> **Exercise instructions**
Take every record and write it out again exactly, with no images included.

> **Supplied records**
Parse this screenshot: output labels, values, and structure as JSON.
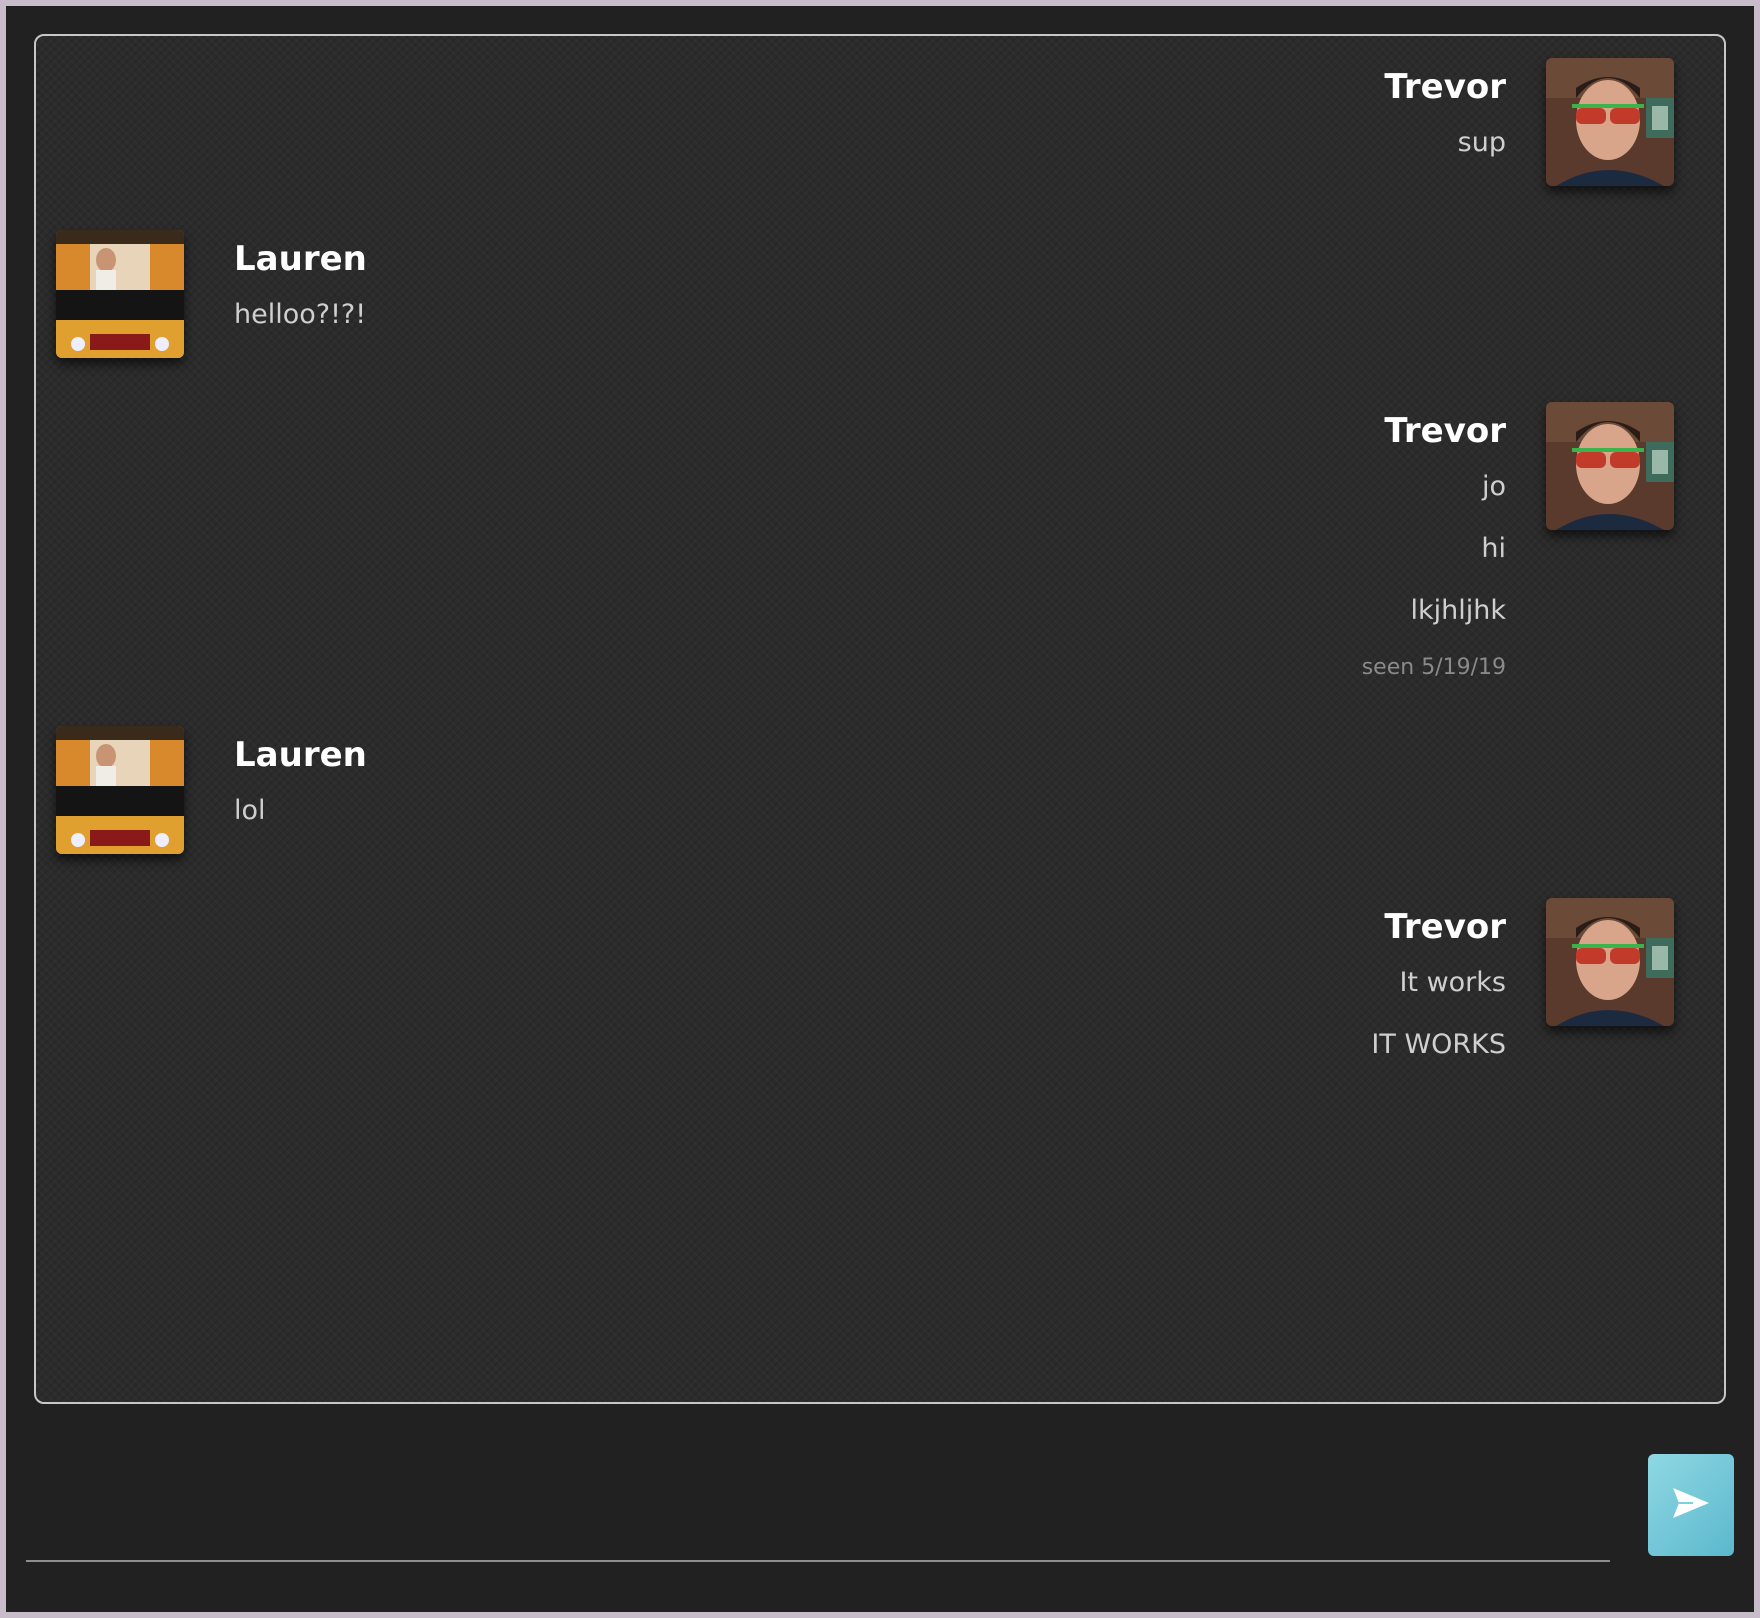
{
  "messages": [
    {
      "sender": "Trevor",
      "side": "right",
      "avatar": "trevor-avatar",
      "lines": [
        "sup"
      ]
    },
    {
      "sender": "Lauren",
      "side": "left",
      "avatar": "lauren-avatar",
      "lines": [
        "helloo?!?!"
      ]
    },
    {
      "sender": "Trevor",
      "side": "right",
      "avatar": "trevor-avatar",
      "lines": [
        "jo",
        "hi",
        "lkjhljhk"
      ],
      "seen": "seen 5/19/19"
    },
    {
      "sender": "Lauren",
      "side": "left",
      "avatar": "lauren-avatar",
      "lines": [
        "lol"
      ]
    },
    {
      "sender": "Trevor",
      "side": "right",
      "avatar": "trevor-avatar",
      "lines": [
        "It works",
        "IT WORKS"
      ]
    }
  ],
  "composer": {
    "value": "",
    "placeholder": ""
  },
  "send_button": {
    "icon": "send-icon"
  },
  "colors": {
    "background": "#222122",
    "panel": "#2b2b2b",
    "panel_border": "#c9c6c9",
    "name": "#ffffff",
    "message": "#cfcfcf",
    "seen": "#8a8a8a",
    "send_accent": "#7fcfdd"
  }
}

> **Written response**
Parse this screenshot: output labels, values, and structure as JSON.
{
  "messages": [
    {
      "sender": "Trevor",
      "side": "right",
      "avatar": "trevor-avatar",
      "lines": [
        "sup"
      ]
    },
    {
      "sender": "Lauren",
      "side": "left",
      "avatar": "lauren-avatar",
      "lines": [
        "helloo?!?!"
      ]
    },
    {
      "sender": "Trevor",
      "side": "right",
      "avatar": "trevor-avatar",
      "lines": [
        "jo",
        "hi",
        "lkjhljhk"
      ],
      "seen": "seen 5/19/19"
    },
    {
      "sender": "Lauren",
      "side": "left",
      "avatar": "lauren-avatar",
      "lines": [
        "lol"
      ]
    },
    {
      "sender": "Trevor",
      "side": "right",
      "avatar": "trevor-avatar",
      "lines": [
        "It works",
        "IT WORKS"
      ]
    }
  ],
  "composer": {
    "value": "",
    "placeholder": ""
  },
  "send_button": {
    "icon": "send-icon"
  },
  "colors": {
    "background": "#222122",
    "panel": "#2b2b2b",
    "panel_border": "#c9c6c9",
    "name": "#ffffff",
    "message": "#cfcfcf",
    "seen": "#8a8a8a",
    "send_accent": "#7fcfdd"
  }
}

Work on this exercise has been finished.